▶ **Aim of the exercise**: Return every line of the data below that includes the string "suadmin".

(Task input)

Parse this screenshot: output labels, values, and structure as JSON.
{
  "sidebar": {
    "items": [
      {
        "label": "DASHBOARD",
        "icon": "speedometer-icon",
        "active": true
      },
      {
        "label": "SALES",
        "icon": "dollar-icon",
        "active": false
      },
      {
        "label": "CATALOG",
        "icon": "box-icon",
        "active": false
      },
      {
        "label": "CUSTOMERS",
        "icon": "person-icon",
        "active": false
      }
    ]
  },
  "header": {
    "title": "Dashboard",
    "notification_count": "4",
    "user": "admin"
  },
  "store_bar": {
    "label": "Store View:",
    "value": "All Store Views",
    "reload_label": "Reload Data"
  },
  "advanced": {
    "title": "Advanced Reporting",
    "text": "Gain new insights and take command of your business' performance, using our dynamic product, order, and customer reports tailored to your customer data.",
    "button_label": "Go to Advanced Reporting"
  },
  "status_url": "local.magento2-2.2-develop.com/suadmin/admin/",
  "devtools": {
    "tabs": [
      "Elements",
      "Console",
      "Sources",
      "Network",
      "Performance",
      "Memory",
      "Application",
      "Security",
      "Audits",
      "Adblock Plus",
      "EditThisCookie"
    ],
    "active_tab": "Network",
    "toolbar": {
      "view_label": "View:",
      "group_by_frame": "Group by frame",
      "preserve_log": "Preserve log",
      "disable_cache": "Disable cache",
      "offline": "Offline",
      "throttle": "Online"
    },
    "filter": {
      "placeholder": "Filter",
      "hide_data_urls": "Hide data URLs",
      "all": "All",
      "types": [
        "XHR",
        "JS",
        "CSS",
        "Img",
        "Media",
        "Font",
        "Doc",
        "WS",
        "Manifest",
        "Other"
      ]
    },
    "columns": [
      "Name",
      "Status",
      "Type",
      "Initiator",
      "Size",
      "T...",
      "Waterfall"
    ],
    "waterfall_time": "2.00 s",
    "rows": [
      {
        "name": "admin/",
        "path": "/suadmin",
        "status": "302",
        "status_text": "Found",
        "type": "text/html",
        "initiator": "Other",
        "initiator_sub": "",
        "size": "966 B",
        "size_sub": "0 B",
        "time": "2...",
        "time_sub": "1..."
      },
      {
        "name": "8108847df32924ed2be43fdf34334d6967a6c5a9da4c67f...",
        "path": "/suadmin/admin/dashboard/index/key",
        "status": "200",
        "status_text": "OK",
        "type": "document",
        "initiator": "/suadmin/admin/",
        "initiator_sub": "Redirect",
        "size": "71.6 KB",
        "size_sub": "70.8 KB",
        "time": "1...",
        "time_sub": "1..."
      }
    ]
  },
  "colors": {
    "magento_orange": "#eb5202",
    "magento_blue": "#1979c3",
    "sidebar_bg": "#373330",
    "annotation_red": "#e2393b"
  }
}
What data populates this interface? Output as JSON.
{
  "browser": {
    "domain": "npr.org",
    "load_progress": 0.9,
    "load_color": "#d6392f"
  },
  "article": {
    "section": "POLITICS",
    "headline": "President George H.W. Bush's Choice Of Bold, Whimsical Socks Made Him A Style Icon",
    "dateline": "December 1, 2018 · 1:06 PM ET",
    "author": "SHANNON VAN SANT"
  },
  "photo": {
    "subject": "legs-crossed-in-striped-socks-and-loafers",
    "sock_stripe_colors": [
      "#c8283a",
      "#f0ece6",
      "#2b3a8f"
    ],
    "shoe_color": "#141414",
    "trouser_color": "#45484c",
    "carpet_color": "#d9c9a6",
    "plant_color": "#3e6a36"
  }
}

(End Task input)

▶ **Exercise solution**:
  "status_url": "local.magento2-2.2-develop.com/suadmin/admin/",
        "path": "/suadmin",
        "path": "/suadmin/admin/dashboard/index/key",
        "initiator": "/suadmin/admin/",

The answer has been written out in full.